=== YOUR INSTRUCTIONS ===
Repeat the listing beneath this line exactly, keeping every character.
- - - - - - -
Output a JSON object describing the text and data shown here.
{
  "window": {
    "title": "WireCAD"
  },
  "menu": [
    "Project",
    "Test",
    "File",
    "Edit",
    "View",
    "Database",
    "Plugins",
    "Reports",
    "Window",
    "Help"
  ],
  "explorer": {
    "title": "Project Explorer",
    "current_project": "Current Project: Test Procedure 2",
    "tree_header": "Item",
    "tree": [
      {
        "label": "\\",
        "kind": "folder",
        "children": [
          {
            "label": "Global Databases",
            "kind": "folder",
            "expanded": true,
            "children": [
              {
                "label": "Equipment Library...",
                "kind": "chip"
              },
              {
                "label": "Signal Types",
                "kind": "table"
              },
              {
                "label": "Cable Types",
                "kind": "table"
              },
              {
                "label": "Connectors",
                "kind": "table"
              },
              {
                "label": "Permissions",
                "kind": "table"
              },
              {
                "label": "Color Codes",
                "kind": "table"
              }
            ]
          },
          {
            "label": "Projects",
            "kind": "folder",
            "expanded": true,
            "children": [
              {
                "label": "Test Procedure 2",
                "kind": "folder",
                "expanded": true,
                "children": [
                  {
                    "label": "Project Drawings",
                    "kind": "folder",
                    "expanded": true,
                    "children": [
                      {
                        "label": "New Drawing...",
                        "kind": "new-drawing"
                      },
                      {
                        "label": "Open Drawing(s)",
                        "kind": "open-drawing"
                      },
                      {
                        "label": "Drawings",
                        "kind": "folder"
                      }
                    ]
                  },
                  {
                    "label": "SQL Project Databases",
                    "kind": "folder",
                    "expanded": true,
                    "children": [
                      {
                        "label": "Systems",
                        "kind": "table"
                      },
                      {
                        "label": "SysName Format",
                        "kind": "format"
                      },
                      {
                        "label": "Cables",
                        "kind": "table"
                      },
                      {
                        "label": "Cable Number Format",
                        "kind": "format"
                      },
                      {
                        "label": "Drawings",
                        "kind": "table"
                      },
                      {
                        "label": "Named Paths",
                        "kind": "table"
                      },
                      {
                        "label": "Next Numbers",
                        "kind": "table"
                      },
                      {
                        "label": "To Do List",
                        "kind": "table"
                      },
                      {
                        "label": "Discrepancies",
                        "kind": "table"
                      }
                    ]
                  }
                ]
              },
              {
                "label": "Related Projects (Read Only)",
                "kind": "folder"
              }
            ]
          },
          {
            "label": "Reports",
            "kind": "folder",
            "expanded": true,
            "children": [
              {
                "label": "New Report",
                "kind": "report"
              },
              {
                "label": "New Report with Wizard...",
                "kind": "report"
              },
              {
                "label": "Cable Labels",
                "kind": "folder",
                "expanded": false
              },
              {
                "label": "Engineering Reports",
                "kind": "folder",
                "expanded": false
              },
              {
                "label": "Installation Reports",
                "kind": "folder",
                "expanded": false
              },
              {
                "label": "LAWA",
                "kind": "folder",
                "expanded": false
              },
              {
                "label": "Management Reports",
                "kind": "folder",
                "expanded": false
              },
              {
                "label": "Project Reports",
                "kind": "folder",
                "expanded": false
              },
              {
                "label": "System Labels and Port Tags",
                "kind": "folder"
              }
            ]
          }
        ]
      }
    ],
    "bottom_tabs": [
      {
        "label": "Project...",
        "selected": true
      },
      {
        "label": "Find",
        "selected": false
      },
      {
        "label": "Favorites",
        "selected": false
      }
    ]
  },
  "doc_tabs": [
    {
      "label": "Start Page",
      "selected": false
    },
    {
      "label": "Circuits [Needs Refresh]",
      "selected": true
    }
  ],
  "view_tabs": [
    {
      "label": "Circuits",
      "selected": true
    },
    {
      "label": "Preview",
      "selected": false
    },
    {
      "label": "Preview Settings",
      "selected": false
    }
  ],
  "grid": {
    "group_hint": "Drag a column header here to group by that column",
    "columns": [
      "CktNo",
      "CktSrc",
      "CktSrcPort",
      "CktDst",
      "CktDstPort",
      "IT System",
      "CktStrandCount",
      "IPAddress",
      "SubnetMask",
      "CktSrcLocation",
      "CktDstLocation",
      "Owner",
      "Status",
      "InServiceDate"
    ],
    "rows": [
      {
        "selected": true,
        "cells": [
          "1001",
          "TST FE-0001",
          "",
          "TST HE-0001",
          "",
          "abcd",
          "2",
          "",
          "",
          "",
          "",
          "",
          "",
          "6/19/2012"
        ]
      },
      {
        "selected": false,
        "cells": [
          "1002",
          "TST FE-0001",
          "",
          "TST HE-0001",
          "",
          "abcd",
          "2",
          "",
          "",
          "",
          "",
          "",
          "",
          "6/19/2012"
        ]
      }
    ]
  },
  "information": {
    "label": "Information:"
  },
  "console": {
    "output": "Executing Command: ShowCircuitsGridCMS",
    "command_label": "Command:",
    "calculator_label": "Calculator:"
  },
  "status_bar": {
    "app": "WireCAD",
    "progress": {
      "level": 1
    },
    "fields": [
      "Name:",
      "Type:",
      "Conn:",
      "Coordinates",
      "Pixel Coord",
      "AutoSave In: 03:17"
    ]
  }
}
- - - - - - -
=== EXPECTED ANSWER ===
Output a JSON object describing the text and data shown here.
{
  "window": {
    "title": "WireCAD"
  },
  "menu": [
    "Project",
    "Test",
    "File",
    "Edit",
    "View",
    "Database",
    "Plugins",
    "Reports",
    "Window",
    "Help"
  ],
  "explorer": {
    "title": "Project Explorer",
    "current_project": "Current Project: Test Procedure 2",
    "tree_header": "Item",
    "tree": [
      {
        "label": "\\",
        "kind": "folder",
        "children": [
          {
            "label": "Global Databases",
            "kind": "folder",
            "expanded": true,
            "children": [
              {
                "label": "Equipment Library...",
                "kind": "chip"
              },
              {
                "label": "Signal Types",
                "kind": "table"
              },
              {
                "label": "Cable Types",
                "kind": "table"
              },
              {
                "label": "Connectors",
                "kind": "table"
              },
              {
                "label": "Permissions",
                "kind": "table"
              },
              {
                "label": "Color Codes",
                "kind": "table"
              }
            ]
          },
          {
            "label": "Projects",
            "kind": "folder",
            "expanded": true,
            "children": [
              {
                "label": "Test Procedure 2",
                "kind": "folder",
                "expanded": true,
                "children": [
                  {
                    "label": "Project Drawings",
                    "kind": "folder",
                    "expanded": true,
                    "children": [
                      {
                        "label": "New Drawing...",
                        "kind": "new-drawing"
                      },
                      {
                        "label": "Open Drawing(s)",
                        "kind": "open-drawing"
                      },
                      {
                        "label": "Drawings",
                        "kind": "folder"
                      }
                    ]
                  },
                  {
                    "label": "SQL Project Databases",
                    "kind": "folder",
                    "expanded": true,
                    "children": [
                      {
                        "label": "Systems",
                        "kind": "table"
                      },
                      {
                        "label": "SysName Format",
                        "kind": "format"
                      },
                      {
                        "label": "Cables",
                        "kind": "table"
                      },
                      {
                        "label": "Cable Number Format",
                        "kind": "format"
                      },
                      {
                        "label": "Drawings",
                        "kind": "table"
                      },
                      {
                        "label": "Named Paths",
                        "kind": "table"
                      },
                      {
                        "label": "Next Numbers",
                        "kind": "table"
                      },
                      {
                        "label": "To Do List",
                        "kind": "table"
                      },
                      {
                        "label": "Discrepancies",
                        "kind": "table"
                      }
                    ]
                  }
                ]
              },
              {
                "label": "Related Projects (Read Only)",
                "kind": "folder"
              }
            ]
          },
          {
            "label": "Reports",
            "kind": "folder",
            "expanded": true,
            "children": [
              {
                "label": "New Report",
                "kind": "report"
              },
              {
                "label": "New Report with Wizard...",
                "kind": "report"
              },
              {
                "label": "Cable Labels",
                "kind": "folder",
                "expanded": false
              },
              {
                "label": "Engineering Reports",
                "kind": "folder",
                "expanded": false
              },
              {
                "label": "Installation Reports",
                "kind": "folder",
                "expanded": false
              },
              {
                "label": "LAWA",
                "kind": "folder",
                "expanded": false
              },
              {
                "label": "Management Reports",
                "kind": "folder",
                "expanded": false
              },
              {
                "label": "Project Reports",
                "kind": "folder",
                "expanded": false
              },
              {
                "label": "System Labels and Port Tags",
                "kind": "folder"
              }
            ]
          }
        ]
      }
    ],
    "bottom_tabs": [
      {
        "label": "Project...",
        "selected": true
      },
      {
        "label": "Find",
        "selected": false
      },
      {
        "label": "Favorites",
        "selected": false
      }
    ]
  },
  "doc_tabs": [
    {
      "label": "Start Page",
      "selected": false
    },
    {
      "label": "Circuits [Needs Refresh]",
      "selected": true
    }
  ],
  "view_tabs": [
    {
      "label": "Circuits",
      "selected": true
    },
    {
      "label": "Preview",
      "selected": false
    },
    {
      "label": "Preview Settings",
      "selected": false
    }
  ],
  "grid": {
    "group_hint": "Drag a column header here to group by that column",
    "columns": [
      "CktNo",
      "CktSrc",
      "CktSrcPort",
      "CktDst",
      "CktDstPort",
      "IT System",
      "CktStrandCount",
      "IPAddress",
      "SubnetMask",
      "CktSrcLocation",
      "CktDstLocation",
      "Owner",
      "Status",
      "InServiceDate"
    ],
    "rows": [
      {
        "selected": true,
        "cells": [
          "1001",
          "TST FE-0001",
          "",
          "TST HE-0001",
          "",
          "abcd",
          "2",
          "",
          "",
          "",
          "",
          "",
          "",
          "6/19/2012"
        ]
      },
      {
        "selected": false,
        "cells": [
          "1002",
          "TST FE-0001",
          "",
          "TST HE-0001",
          "",
          "abcd",
          "2",
          "",
          "",
          "",
          "",
          "",
          "",
          "6/19/2012"
        ]
      }
    ]
  },
  "information": {
    "label": "Information:"
  },
  "console": {
    "output": "Executing Command: ShowCircuitsGridCMS",
    "command_label": "Command:",
    "calculator_label": "Calculator:"
  },
  "status_bar": {
    "app": "WireCAD",
    "progress": {
      "level": 1
    },
    "fields": [
      "Name:",
      "Type:",
      "Conn:",
      "Coordinates",
      "Pixel Coord",
      "AutoSave In: 03:17"
    ]
  }
}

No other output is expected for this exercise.